Find all the lines in the entries below that hold the word "true" and copy them.

════════════════════

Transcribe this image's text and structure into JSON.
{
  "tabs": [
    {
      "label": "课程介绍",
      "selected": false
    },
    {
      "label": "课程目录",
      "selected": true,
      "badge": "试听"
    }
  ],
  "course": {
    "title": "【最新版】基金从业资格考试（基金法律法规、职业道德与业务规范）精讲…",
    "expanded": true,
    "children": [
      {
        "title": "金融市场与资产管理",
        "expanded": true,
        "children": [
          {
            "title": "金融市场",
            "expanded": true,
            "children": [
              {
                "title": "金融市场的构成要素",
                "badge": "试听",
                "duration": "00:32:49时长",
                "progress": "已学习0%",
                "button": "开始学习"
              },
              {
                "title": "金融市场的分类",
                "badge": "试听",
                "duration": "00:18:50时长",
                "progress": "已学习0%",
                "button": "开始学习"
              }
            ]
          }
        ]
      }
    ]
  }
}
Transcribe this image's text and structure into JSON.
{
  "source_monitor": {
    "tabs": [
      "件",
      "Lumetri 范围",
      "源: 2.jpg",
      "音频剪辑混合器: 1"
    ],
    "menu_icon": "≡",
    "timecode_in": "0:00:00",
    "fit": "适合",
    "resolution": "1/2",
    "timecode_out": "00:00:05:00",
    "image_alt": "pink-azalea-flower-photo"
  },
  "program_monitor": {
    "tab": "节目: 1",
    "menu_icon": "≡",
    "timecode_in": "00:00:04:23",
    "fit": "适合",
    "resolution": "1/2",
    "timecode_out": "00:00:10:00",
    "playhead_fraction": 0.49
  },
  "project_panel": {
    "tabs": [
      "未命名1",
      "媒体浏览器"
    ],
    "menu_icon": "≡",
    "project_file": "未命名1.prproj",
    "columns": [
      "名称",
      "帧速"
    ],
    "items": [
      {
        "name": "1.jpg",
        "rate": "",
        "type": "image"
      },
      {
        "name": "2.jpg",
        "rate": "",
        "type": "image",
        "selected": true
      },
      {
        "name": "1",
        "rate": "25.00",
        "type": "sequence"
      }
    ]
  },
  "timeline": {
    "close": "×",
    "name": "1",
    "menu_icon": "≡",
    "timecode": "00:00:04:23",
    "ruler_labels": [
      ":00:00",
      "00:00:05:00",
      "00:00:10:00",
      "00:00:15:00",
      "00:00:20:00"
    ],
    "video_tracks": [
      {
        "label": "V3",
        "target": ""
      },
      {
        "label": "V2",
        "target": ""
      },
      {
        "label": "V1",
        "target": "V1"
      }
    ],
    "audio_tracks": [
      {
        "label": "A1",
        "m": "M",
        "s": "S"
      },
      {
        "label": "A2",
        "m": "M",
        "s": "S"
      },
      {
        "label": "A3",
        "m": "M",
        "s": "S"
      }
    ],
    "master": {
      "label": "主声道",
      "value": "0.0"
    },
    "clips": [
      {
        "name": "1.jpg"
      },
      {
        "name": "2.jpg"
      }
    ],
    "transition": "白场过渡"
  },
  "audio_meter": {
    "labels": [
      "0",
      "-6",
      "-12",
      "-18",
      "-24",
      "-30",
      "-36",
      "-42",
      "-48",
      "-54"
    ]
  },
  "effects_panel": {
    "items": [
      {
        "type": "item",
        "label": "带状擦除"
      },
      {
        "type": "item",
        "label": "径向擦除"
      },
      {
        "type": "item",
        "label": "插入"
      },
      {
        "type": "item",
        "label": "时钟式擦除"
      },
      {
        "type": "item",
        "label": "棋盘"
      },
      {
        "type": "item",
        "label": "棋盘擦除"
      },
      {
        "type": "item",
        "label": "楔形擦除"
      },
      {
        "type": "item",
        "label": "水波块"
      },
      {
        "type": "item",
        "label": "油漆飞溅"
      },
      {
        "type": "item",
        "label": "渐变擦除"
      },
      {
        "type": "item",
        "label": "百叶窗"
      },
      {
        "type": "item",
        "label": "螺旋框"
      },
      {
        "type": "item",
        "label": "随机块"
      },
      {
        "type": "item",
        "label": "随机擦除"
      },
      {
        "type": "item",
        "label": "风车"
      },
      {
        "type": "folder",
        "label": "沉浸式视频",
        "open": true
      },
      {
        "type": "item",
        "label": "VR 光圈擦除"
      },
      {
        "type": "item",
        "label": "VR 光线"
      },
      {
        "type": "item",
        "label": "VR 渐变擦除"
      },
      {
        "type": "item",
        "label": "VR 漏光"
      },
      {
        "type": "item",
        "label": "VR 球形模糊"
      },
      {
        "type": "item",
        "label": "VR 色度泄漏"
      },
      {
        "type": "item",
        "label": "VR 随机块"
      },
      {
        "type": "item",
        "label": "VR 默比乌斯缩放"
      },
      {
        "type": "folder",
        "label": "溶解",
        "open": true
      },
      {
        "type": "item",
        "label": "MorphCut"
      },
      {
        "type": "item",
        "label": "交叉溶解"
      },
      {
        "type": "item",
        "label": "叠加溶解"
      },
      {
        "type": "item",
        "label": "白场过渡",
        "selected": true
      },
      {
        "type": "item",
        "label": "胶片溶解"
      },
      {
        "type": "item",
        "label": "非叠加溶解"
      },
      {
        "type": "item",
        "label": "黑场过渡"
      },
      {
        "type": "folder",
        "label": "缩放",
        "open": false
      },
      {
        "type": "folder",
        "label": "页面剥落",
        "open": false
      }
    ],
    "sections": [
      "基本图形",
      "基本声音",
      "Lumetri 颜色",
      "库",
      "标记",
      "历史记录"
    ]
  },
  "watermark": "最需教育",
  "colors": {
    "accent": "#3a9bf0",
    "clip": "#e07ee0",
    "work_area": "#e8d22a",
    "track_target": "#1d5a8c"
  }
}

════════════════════

Solution for this exercise.
      "selected": true,
    "expanded": true,
        "expanded": true,
            "expanded": true,
        "selected": true
        "open": true
        "open": true
        "selected": true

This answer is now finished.